Only lines containing the string "time" belong in the answer; find them in the records and copy them.
START Information shown
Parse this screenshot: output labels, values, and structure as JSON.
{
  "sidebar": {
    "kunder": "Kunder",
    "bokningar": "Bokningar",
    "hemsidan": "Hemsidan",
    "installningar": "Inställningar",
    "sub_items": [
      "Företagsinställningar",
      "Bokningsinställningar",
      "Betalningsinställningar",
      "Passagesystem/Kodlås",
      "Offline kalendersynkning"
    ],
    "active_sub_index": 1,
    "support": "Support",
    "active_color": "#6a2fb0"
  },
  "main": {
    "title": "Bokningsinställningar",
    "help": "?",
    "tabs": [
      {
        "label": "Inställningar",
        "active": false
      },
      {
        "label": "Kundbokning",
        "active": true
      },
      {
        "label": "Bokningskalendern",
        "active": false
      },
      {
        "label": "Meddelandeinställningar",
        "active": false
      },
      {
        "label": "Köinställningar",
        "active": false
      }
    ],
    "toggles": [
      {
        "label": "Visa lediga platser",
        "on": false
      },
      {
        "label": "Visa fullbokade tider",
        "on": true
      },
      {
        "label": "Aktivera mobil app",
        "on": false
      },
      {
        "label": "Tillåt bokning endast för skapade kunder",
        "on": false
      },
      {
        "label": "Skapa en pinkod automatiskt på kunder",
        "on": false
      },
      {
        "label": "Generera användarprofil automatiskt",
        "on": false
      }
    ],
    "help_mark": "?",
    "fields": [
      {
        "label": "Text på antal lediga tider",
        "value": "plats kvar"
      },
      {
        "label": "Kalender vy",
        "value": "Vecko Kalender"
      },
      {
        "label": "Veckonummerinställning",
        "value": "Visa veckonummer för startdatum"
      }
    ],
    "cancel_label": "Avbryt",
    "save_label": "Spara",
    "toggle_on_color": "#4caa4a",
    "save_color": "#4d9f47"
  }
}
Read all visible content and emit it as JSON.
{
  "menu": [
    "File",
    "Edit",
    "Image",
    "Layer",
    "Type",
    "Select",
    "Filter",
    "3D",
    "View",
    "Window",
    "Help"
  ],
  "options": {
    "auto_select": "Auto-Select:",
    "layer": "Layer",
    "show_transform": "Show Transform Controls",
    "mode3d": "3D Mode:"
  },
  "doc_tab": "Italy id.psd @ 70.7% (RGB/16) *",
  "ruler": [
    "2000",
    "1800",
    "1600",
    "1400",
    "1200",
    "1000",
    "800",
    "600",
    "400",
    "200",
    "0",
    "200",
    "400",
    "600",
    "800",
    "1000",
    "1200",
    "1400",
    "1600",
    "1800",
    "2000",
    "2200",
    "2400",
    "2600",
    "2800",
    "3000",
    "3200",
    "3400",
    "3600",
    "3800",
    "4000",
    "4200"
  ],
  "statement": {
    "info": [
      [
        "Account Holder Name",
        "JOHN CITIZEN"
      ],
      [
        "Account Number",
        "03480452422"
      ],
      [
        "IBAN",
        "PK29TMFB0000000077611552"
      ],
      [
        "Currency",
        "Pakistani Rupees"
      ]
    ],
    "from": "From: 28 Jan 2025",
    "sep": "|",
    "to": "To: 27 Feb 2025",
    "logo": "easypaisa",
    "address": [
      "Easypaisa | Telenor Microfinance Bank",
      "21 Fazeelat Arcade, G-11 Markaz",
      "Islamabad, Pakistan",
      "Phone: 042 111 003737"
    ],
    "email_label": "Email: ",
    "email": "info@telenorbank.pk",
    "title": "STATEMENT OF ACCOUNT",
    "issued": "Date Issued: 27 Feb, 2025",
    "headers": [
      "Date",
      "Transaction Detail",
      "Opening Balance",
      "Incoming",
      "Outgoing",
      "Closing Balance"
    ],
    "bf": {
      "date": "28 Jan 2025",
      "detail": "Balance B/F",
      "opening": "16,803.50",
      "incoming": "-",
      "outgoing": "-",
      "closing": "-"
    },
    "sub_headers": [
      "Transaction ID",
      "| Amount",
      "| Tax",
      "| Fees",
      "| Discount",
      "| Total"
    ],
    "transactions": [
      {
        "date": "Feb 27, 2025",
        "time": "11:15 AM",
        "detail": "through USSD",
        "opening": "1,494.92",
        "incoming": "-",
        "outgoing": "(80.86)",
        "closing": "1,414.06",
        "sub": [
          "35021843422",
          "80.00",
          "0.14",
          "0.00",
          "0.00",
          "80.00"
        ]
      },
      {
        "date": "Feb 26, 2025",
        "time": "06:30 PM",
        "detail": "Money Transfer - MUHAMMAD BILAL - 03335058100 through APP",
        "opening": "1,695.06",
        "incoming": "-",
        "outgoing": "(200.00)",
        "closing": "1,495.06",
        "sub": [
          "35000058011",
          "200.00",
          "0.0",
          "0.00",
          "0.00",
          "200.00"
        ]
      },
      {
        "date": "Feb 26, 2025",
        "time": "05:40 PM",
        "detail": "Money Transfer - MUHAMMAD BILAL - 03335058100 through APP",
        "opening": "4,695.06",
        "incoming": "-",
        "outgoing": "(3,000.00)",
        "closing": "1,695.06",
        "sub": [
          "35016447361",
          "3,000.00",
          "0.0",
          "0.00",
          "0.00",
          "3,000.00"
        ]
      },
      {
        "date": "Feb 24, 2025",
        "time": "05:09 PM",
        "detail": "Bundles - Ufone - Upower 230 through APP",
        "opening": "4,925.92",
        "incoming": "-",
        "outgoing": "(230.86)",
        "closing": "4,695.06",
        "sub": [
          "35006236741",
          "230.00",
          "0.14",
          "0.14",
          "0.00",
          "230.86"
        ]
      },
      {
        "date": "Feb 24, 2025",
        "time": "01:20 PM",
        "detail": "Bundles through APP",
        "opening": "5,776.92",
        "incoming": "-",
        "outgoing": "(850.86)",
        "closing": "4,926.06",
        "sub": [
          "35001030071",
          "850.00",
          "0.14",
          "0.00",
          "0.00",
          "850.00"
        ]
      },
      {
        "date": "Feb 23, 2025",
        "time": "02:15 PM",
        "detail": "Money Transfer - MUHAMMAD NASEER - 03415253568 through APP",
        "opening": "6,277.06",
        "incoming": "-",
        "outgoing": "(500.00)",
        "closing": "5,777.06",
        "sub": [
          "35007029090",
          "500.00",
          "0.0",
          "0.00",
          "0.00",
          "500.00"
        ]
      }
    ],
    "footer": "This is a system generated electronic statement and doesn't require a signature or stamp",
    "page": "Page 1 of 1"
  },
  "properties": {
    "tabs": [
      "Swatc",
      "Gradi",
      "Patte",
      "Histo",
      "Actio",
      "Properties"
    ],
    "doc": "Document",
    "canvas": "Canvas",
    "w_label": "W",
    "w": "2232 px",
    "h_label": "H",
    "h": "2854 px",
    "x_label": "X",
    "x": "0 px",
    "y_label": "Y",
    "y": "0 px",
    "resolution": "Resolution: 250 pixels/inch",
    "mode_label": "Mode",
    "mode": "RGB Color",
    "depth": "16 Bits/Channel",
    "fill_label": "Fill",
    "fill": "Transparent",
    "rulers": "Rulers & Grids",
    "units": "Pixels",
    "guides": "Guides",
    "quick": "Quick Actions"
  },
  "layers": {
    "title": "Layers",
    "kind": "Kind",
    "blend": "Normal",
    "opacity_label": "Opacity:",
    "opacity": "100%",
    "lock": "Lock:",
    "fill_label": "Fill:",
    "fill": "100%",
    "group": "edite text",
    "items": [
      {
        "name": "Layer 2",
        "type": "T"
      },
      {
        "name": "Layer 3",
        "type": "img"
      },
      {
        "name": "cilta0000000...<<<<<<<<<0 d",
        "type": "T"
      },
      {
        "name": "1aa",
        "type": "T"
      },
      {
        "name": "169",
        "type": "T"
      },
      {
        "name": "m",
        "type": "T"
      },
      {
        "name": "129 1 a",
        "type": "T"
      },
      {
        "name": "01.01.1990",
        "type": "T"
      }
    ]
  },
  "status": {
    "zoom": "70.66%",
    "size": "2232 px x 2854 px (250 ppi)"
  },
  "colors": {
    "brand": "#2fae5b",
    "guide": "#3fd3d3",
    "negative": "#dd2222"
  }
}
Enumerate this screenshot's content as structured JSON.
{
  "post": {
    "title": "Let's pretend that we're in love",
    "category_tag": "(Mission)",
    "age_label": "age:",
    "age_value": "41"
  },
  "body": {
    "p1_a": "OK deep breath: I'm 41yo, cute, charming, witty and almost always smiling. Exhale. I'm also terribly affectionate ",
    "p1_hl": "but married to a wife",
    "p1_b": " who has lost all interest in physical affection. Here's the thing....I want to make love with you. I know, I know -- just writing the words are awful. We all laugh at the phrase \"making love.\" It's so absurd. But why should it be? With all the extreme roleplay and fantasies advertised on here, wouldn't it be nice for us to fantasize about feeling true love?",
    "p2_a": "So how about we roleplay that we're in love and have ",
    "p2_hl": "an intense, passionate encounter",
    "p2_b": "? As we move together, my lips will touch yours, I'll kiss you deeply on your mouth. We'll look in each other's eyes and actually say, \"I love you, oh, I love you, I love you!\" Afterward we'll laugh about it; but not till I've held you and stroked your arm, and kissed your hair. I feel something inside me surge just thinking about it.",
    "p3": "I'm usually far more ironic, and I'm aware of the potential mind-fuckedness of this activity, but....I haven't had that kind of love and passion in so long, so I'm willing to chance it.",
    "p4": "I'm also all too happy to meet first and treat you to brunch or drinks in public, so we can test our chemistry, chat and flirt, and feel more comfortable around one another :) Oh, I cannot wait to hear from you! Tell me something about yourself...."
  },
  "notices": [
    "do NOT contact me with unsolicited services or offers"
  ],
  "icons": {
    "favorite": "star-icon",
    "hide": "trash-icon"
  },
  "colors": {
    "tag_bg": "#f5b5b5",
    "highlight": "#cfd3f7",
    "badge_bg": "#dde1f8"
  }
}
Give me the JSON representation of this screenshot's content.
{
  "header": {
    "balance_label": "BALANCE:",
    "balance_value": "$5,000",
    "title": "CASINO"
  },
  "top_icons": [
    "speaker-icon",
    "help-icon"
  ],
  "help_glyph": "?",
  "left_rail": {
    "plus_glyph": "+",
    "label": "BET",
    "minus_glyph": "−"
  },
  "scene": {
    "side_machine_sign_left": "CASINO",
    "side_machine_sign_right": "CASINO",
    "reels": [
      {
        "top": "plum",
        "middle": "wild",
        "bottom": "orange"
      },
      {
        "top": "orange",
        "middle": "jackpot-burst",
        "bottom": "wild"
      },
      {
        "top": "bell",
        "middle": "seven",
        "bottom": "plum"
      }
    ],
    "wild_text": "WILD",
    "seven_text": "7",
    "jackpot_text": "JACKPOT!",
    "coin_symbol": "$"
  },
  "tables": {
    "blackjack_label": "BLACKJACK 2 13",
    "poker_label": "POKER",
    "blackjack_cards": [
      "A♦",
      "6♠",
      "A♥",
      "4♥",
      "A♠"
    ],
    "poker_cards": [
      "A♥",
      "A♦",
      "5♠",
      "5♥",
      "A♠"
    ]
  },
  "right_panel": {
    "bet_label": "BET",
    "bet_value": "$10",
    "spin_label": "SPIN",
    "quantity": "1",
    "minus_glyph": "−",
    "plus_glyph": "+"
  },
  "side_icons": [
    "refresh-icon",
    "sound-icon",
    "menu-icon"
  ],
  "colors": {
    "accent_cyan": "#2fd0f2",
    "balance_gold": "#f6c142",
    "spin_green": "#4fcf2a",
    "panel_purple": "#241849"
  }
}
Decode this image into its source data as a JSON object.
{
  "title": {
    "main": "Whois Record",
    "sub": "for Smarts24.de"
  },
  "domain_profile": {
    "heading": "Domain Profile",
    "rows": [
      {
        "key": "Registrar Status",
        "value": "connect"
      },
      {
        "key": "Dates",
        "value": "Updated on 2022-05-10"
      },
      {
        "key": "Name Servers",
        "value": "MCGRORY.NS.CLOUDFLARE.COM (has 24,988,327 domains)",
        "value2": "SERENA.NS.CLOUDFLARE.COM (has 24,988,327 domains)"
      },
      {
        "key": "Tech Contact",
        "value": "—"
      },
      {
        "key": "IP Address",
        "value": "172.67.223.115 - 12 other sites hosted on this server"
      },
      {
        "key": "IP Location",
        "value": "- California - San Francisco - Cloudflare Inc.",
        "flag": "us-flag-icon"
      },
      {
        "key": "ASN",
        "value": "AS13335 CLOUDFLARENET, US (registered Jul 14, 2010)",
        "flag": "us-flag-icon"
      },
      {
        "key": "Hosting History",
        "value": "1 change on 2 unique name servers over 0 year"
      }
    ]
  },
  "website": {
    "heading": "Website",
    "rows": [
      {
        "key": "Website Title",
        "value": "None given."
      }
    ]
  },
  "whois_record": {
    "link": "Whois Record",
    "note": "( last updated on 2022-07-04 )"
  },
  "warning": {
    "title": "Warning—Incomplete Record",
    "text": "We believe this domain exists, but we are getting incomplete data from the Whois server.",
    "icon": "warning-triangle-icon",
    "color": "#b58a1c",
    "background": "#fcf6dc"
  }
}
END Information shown
▶ Result of the task
        "time": "11:15 AM",
        "time": "06:30 PM",
        "time": "05:40 PM",
        "time": "05:09 PM",
        "time": "01:20 PM",
        "time": "02:15 PM",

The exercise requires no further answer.